  18. HLADIK C.M. & PASQUET P. 1999. Évolution des comportements alimentaires: adaptations morphologiques et sensorielles. Bulletins et Mémoires de la Société d’Anthropologie de Paris, 11: 307–332.CrossRefGoogle Scholar
  19. ISAAC G.Ll. & CRADER D.C. 1981. To what extent were early hominids carnivorous? An archaeological perspective. In (R.S.O. Harding and G. Teleki, eds) Omnivorous primates: gathering and hunting in human evolution, pp. 37–103. Columbia University Press, New York.Google Scholar
  20. JOHNS T. 1990. With bitter herbs they shall eat it. Chemical ecology and the origins of human diet and medicine. The University of Arizona Press, Tucson.Google Scholar
  21. LEE R.B. & DEVORE I. (eds.) 1968. Man the hunter. Aldine, ChicagoGoogle Scholar
  22. LÉONARD W.R. & ROBERTSON M.L. 1997. Rethinking the energetics of bipedality. Current Anthropology, 38, 304–309.CrossRefGoogle Scholar
  23. MARTIN R.D. 1983. Human brain evolution in an ecological context. American Museum of Natural History, New York.Google Scholar
  24. MILTON K. 1999. A hypothesis to explain the role of meat-eating in human evolution. Evolutionary Anthropology, 8: 11–21.CrossRefGoogle Scholar
  25. NEEL J.V. 1982. The thrifty genotype revisited. In (J. Kobberlong and R. Tattersall, eds.) The genetics of diabetes mellitus, pp. 283–293. Academic Press, London.Google Scholar
  26. REICHHOLF J.H. 1990. Das Rätzel der menschwerdung. Die Enstehung des Menschen in Wechselspeil mit der Natur. Deutscher Taschenbuch Verlag GMBH Co, Munchen.Google Scholar
  27. SENUT B., PICKFORD M., GOMMERY D., MEIN P., CHEBOI K. & COPPENS Y. 2001. First hominid from the Miocene (Lukeino Formation, Kenya). Compte rendus de l’Académie des Sciences de Paris, Sciences de la Terre et des planètes, 332: 137–144.Google Scholar
  28. SPETH J.D. 1989 Early hominid hunting and scavenging: the role of meat as an energy source. Journal of Human Evolution, 18: 329–343.CrossRefGoogle Scholar
  29. SPETH J.D. 1991. Protein selection and avoidance strategies of contemporary and ancestral foragers: unresolved issues. Philosophical Transactions of the Royal Society of London B, 334: 265–270.Google Scholar
  30. WRANGHAM R.W., JONES J.H., LADEN G., PILBEAM D. & CONKLIN-BRITTAIN N.L. 1999. The raw and the stolen: Cooking and the Ecology of Human Origins. Current Anthropology, 40: 567–594.CrossRefGoogle Scholar
  31. YOUNG T.K. 1993. Diabetes mellitus among native americans in Canada and the United States: an epidemiological review. American Journal of Human Biology, 5: 399–413.CrossRefGoogle Scholar
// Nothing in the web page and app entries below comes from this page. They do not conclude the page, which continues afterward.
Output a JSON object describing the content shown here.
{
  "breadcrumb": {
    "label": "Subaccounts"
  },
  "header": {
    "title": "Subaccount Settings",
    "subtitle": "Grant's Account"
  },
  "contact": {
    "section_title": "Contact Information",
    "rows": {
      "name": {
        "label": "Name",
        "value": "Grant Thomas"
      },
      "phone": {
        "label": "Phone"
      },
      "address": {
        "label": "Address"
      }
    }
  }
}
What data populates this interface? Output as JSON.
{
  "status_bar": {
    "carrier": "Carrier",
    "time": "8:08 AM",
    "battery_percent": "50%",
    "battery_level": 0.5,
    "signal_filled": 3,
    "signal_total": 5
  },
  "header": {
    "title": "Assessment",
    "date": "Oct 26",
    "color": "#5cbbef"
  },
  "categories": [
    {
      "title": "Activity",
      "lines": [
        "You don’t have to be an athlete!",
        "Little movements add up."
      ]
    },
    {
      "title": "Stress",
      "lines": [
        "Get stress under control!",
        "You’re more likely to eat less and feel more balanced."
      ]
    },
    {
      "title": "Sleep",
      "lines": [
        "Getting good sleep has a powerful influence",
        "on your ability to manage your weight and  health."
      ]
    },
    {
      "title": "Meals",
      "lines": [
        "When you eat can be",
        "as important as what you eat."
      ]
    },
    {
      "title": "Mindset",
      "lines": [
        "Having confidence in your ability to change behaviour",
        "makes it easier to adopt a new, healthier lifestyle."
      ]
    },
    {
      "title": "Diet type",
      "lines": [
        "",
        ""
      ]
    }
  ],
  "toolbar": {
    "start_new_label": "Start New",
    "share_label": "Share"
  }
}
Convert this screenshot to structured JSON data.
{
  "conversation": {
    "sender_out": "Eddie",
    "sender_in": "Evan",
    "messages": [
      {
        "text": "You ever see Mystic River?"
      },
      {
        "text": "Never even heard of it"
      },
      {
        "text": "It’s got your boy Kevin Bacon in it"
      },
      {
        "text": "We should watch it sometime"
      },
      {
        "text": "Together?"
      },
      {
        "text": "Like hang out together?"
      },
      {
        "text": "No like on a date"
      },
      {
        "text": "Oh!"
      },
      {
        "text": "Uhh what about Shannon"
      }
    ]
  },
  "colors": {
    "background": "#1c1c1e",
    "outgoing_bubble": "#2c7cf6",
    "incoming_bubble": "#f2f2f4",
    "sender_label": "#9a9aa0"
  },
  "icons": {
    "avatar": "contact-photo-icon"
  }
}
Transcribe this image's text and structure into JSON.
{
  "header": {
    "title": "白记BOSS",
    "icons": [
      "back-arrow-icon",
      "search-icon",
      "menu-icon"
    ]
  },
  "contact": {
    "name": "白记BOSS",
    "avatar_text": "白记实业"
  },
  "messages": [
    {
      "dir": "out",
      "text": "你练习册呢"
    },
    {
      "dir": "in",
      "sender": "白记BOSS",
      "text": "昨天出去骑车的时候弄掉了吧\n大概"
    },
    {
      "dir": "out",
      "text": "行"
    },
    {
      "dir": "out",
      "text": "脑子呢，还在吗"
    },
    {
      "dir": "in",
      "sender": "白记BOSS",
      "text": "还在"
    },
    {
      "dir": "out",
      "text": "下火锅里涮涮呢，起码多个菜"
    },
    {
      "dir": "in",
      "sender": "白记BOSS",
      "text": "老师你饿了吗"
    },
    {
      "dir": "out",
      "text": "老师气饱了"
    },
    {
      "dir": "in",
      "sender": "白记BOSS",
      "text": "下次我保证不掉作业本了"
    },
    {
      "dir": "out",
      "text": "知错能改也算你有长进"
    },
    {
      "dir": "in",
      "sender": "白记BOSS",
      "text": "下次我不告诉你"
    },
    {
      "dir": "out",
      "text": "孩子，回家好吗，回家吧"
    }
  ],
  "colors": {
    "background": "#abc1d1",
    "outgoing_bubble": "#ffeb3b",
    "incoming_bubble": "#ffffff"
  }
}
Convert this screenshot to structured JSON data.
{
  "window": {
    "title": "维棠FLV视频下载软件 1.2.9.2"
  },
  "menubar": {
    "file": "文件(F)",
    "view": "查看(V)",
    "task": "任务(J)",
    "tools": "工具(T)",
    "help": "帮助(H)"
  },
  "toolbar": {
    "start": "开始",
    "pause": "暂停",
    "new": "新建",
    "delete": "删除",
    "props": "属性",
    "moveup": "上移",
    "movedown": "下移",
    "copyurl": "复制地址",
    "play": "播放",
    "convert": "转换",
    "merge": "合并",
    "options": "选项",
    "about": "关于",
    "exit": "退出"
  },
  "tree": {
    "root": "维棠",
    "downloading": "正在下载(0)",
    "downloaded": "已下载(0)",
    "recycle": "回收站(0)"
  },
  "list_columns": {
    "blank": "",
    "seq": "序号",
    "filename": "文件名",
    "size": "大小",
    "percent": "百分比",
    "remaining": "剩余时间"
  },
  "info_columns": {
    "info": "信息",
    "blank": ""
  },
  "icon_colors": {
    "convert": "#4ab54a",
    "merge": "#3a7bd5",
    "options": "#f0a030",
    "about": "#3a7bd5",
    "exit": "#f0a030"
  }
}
Copyright information

© International Institute for the Study of Man 2002

Authors and Affiliations

  • Hladik C. M. 
    • 1
  • Pasquet P. 
    • 2
  1. 1.Laboratoire d’EcologieÉco-Anthropologie, CNRS (FRE 2323) and Museum National d’Histoire NaturelleBrunoy(France)
  2. 2.Dynamique de l’évolution humaine CNRS (UPR 2147) 44France

Personalised recommendations